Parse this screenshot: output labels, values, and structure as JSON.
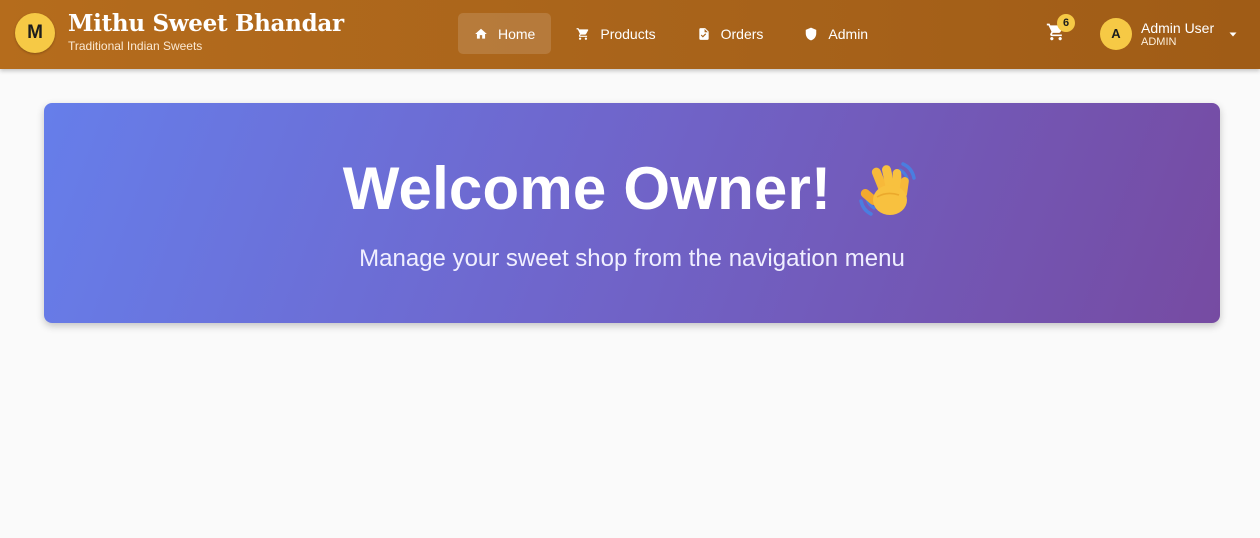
{
  "brand": {
    "logo_letter": "M",
    "title": "Mithu Sweet Bhandar",
    "subtitle": "Traditional Indian Sweets"
  },
  "nav": {
    "items": [
      {
        "label": "Home",
        "icon": "home-icon",
        "active": true
      },
      {
        "label": "Products",
        "icon": "cart-icon",
        "active": false
      },
      {
        "label": "Orders",
        "icon": "receipt-icon",
        "active": false
      },
      {
        "label": "Admin",
        "icon": "shield-icon",
        "active": false
      }
    ]
  },
  "cart": {
    "icon": "cart-icon",
    "count": "6"
  },
  "user": {
    "avatar_letter": "A",
    "name": "Admin User",
    "role": "ADMIN",
    "caret_icon": "caret-down-icon"
  },
  "hero": {
    "title": "Welcome Owner!",
    "emoji_icon": "waving-hand-icon",
    "subtitle": "Manage your sweet shop from the navigation menu"
  },
  "colors": {
    "appbar": "#a9641b",
    "accent_yellow": "#f6c945",
    "hero_gradient_start": "#667eea",
    "hero_gradient_end": "#764ba2",
    "page_background": "#fafafa"
  }
}
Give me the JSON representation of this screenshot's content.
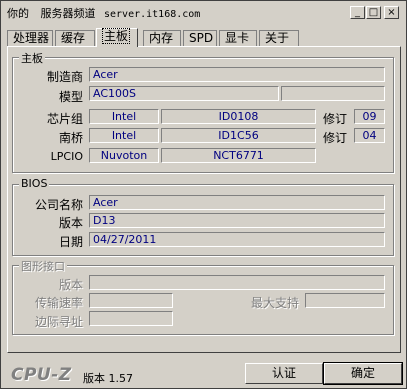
{
  "window": {
    "title": "你的",
    "title_site": "服务器频道",
    "title_url": "server.it168.com",
    "minimize": "_",
    "maximize": "□",
    "close": "×"
  },
  "tabs": [
    {
      "label": "处理器"
    },
    {
      "label": "缓存"
    },
    {
      "label": "主板"
    },
    {
      "label": "内存"
    },
    {
      "label": "SPD"
    },
    {
      "label": "显卡"
    },
    {
      "label": "关于"
    }
  ],
  "active_tab": "主板",
  "mainboard": {
    "group_title": "主板",
    "manufacturer_label": "制造商",
    "manufacturer_value": "Acer",
    "model_label": "模型",
    "model_value": "AC100S",
    "model_extra": "",
    "chipset_label": "芯片组",
    "chipset_vendor": "Intel",
    "chipset_id": "ID0108",
    "chipset_rev_label": "修订",
    "chipset_rev": "09",
    "southbridge_label": "南桥",
    "southbridge_vendor": "Intel",
    "southbridge_id": "ID1C56",
    "southbridge_rev_label": "修订",
    "southbridge_rev": "04",
    "lpcio_label": "LPCIO",
    "lpcio_vendor": "Nuvoton",
    "lpcio_model": "NCT6771"
  },
  "bios": {
    "group_title": "BIOS",
    "brand_label": "公司名称",
    "brand_value": "Acer",
    "version_label": "版本",
    "version_value": "D13",
    "date_label": "日期",
    "date_value": "04/27/2011"
  },
  "graphic_interface": {
    "group_title": "图形接口",
    "version_label": "版本",
    "version_value": "",
    "link_width_label": "传输速率",
    "link_width_value": "",
    "max_supported_label": "最大支持",
    "max_supported_value": "",
    "side_band_label": "边际寻址",
    "side_band_value": ""
  },
  "footer": {
    "logo": "CPU-Z",
    "version": "版本 1.57",
    "validate_button": "认证",
    "ok_button": "确定"
  }
}
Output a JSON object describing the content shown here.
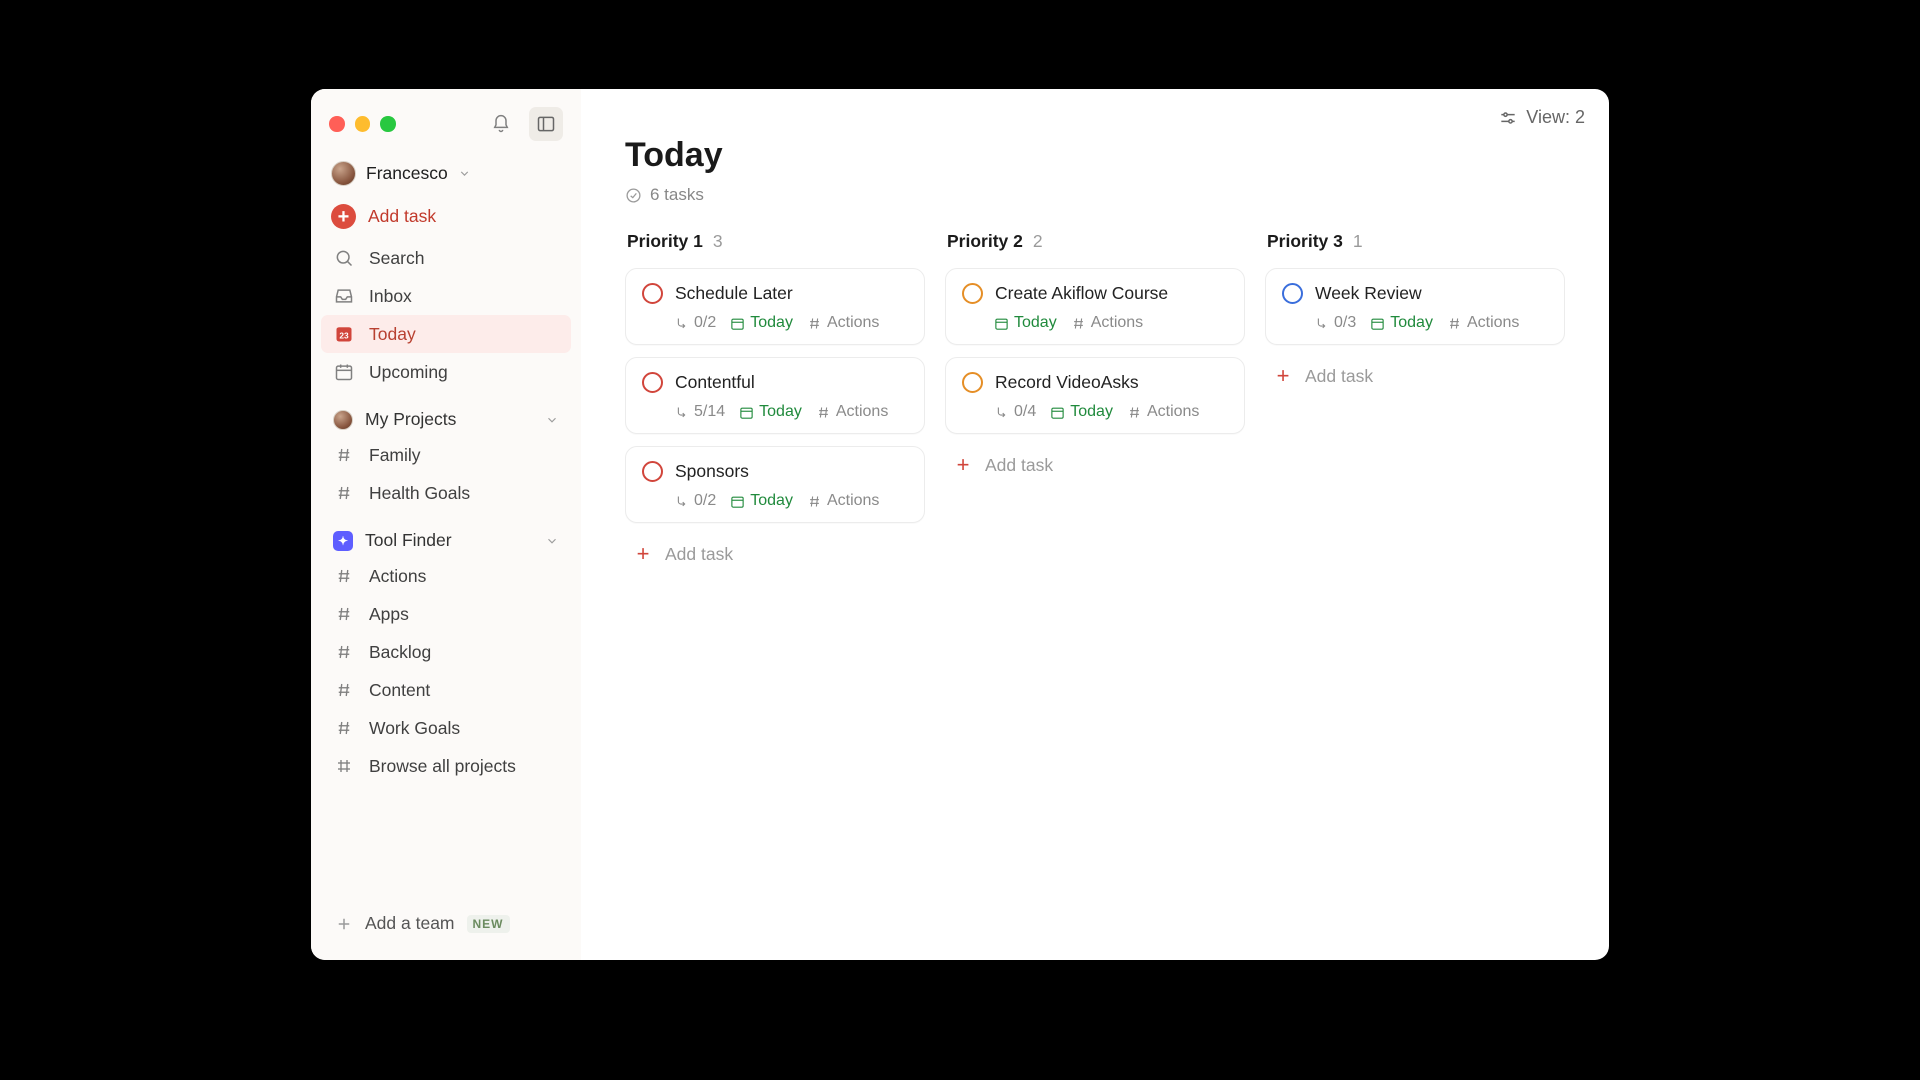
{
  "user": {
    "name": "Francesco"
  },
  "sidebar": {
    "add_task": "Add task",
    "nav": {
      "search": "Search",
      "inbox": "Inbox",
      "today": "Today",
      "upcoming": "Upcoming"
    },
    "sections": [
      {
        "title": "My Projects",
        "icon": "avatar",
        "items": [
          "Family",
          "Health Goals"
        ]
      },
      {
        "title": "Tool Finder",
        "icon": "badge",
        "items": [
          "Actions",
          "Apps",
          "Backlog",
          "Content",
          "Work Goals",
          "Browse all projects"
        ]
      }
    ],
    "add_team": "Add a team",
    "new_badge": "NEW"
  },
  "topbar": {
    "view_label": "View: 2"
  },
  "page": {
    "title": "Today",
    "subtitle": "6 tasks"
  },
  "columns": [
    {
      "title": "Priority 1",
      "count": "3",
      "priority": "p1",
      "tasks": [
        {
          "title": "Schedule Later",
          "sub": "0/2",
          "date": "Today",
          "tag": "Actions"
        },
        {
          "title": "Contentful",
          "sub": "5/14",
          "date": "Today",
          "tag": "Actions"
        },
        {
          "title": "Sponsors",
          "sub": "0/2",
          "date": "Today",
          "tag": "Actions"
        }
      ],
      "add_label": "Add task"
    },
    {
      "title": "Priority 2",
      "count": "2",
      "priority": "p2",
      "tasks": [
        {
          "title": "Create Akiflow Course",
          "sub": "",
          "date": "Today",
          "tag": "Actions"
        },
        {
          "title": "Record VideoAsks",
          "sub": "0/4",
          "date": "Today",
          "tag": "Actions"
        }
      ],
      "add_label": "Add task"
    },
    {
      "title": "Priority 3",
      "count": "1",
      "priority": "p3",
      "tasks": [
        {
          "title": "Week Review",
          "sub": "0/3",
          "date": "Today",
          "tag": "Actions"
        }
      ],
      "add_label": "Add task"
    }
  ]
}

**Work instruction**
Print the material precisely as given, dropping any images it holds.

**Solved exercise**
Parse this screenshot: output labels, values, and structure as JSON.
{
  "brand": {
    "logo_letter": "M",
    "title": "Mithu Sweet Bhandar",
    "subtitle": "Traditional Indian Sweets"
  },
  "nav": {
    "items": [
      {
        "label": "Home",
        "icon": "home-icon",
        "active": true
      },
      {
        "label": "Products",
        "icon": "cart-icon",
        "active": false
      },
      {
        "label": "Orders",
        "icon": "receipt-icon",
        "active": false
      },
      {
        "label": "Admin",
        "icon": "shield-icon",
        "active": false
      }
    ]
  },
  "cart": {
    "icon": "cart-icon",
    "count": "6"
  },
  "user": {
    "avatar_letter": "A",
    "name": "Admin User",
    "role": "ADMIN",
    "caret_icon": "caret-down-icon"
  },
  "hero": {
    "title": "Welcome Owner!",
    "emoji_icon": "waving-hand-icon",
    "subtitle": "Manage your sweet shop from the navigation menu"
  },
  "colors": {
    "appbar": "#a9641b",
    "accent_yellow": "#f6c945",
    "hero_gradient_start": "#667eea",
    "hero_gradient_end": "#764ba2",
    "page_background": "#fafafa"
  }
}
Give me the JSON representation of this screenshot's content.
{
  "window": {
    "title": "你的",
    "title_site": "服务器频道",
    "title_url": "server.it168.com",
    "minimize": "_",
    "maximize": "□",
    "close": "×"
  },
  "tabs": [
    {
      "label": "处理器"
    },
    {
      "label": "缓存"
    },
    {
      "label": "主板"
    },
    {
      "label": "内存"
    },
    {
      "label": "SPD"
    },
    {
      "label": "显卡"
    },
    {
      "label": "关于"
    }
  ],
  "active_tab": "主板",
  "mainboard": {
    "group_title": "主板",
    "manufacturer_label": "制造商",
    "manufacturer_value": "Acer",
    "model_label": "模型",
    "model_value": "AC100S",
    "model_extra": "",
    "chipset_label": "芯片组",
    "chipset_vendor": "Intel",
    "chipset_id": "ID0108",
    "chipset_rev_label": "修订",
    "chipset_rev": "09",
    "southbridge_label": "南桥",
    "southbridge_vendor": "Intel",
    "southbridge_id": "ID1C56",
    "southbridge_rev_label": "修订",
    "southbridge_rev": "04",
    "lpcio_label": "LPCIO",
    "lpcio_vendor": "Nuvoton",
    "lpcio_model": "NCT6771"
  },
  "bios": {
    "group_title": "BIOS",
    "brand_label": "公司名称",
    "brand_value": "Acer",
    "version_label": "版本",
    "version_value": "D13",
    "date_label": "日期",
    "date_value": "04/27/2011"
  },
  "graphic_interface": {
    "group_title": "图形接口",
    "version_label": "版本",
    "version_value": "",
    "link_width_label": "传输速率",
    "link_width_value": "",
    "max_supported_label": "最大支持",
    "max_supported_value": "",
    "side_band_label": "边际寻址",
    "side_band_value": ""
  },
  "footer": {
    "logo": "CPU-Z",
    "version": "版本 1.57",
    "validate_button": "认证",
    "ok_button": "确定"
  }
}
Output a JSON object describing the content shown here.
{
  "user": {
    "name": "Francesco"
  },
  "sidebar": {
    "add_task": "Add task",
    "nav": {
      "search": "Search",
      "inbox": "Inbox",
      "today": "Today",
      "upcoming": "Upcoming"
    },
    "sections": [
      {
        "title": "My Projects",
        "icon": "avatar",
        "items": [
          "Family",
          "Health Goals"
        ]
      },
      {
        "title": "Tool Finder",
        "icon": "badge",
        "items": [
          "Actions",
          "Apps",
          "Backlog",
          "Content",
          "Work Goals",
          "Browse all projects"
        ]
      }
    ],
    "add_team": "Add a team",
    "new_badge": "NEW"
  },
  "topbar": {
    "view_label": "View: 2"
  },
  "page": {
    "title": "Today",
    "subtitle": "6 tasks"
  },
  "columns": [
    {
      "title": "Priority 1",
      "count": "3",
      "priority": "p1",
      "tasks": [
        {
          "title": "Schedule Later",
          "sub": "0/2",
          "date": "Today",
          "tag": "Actions"
        },
        {
          "title": "Contentful",
          "sub": "5/14",
          "date": "Today",
          "tag": "Actions"
        },
        {
          "title": "Sponsors",
          "sub": "0/2",
          "date": "Today",
          "tag": "Actions"
        }
      ],
      "add_label": "Add task"
    },
    {
      "title": "Priority 2",
      "count": "2",
      "priority": "p2",
      "tasks": [
        {
          "title": "Create Akiflow Course",
          "sub": "",
          "date": "Today",
          "tag": "Actions"
        },
        {
          "title": "Record VideoAsks",
          "sub": "0/4",
          "date": "Today",
          "tag": "Actions"
        }
      ],
      "add_label": "Add task"
    },
    {
      "title": "Priority 3",
      "count": "1",
      "priority": "p3",
      "tasks": [
        {
          "title": "Week Review",
          "sub": "0/3",
          "date": "Today",
          "tag": "Actions"
        }
      ],
      "add_label": "Add task"
    }
  ]
}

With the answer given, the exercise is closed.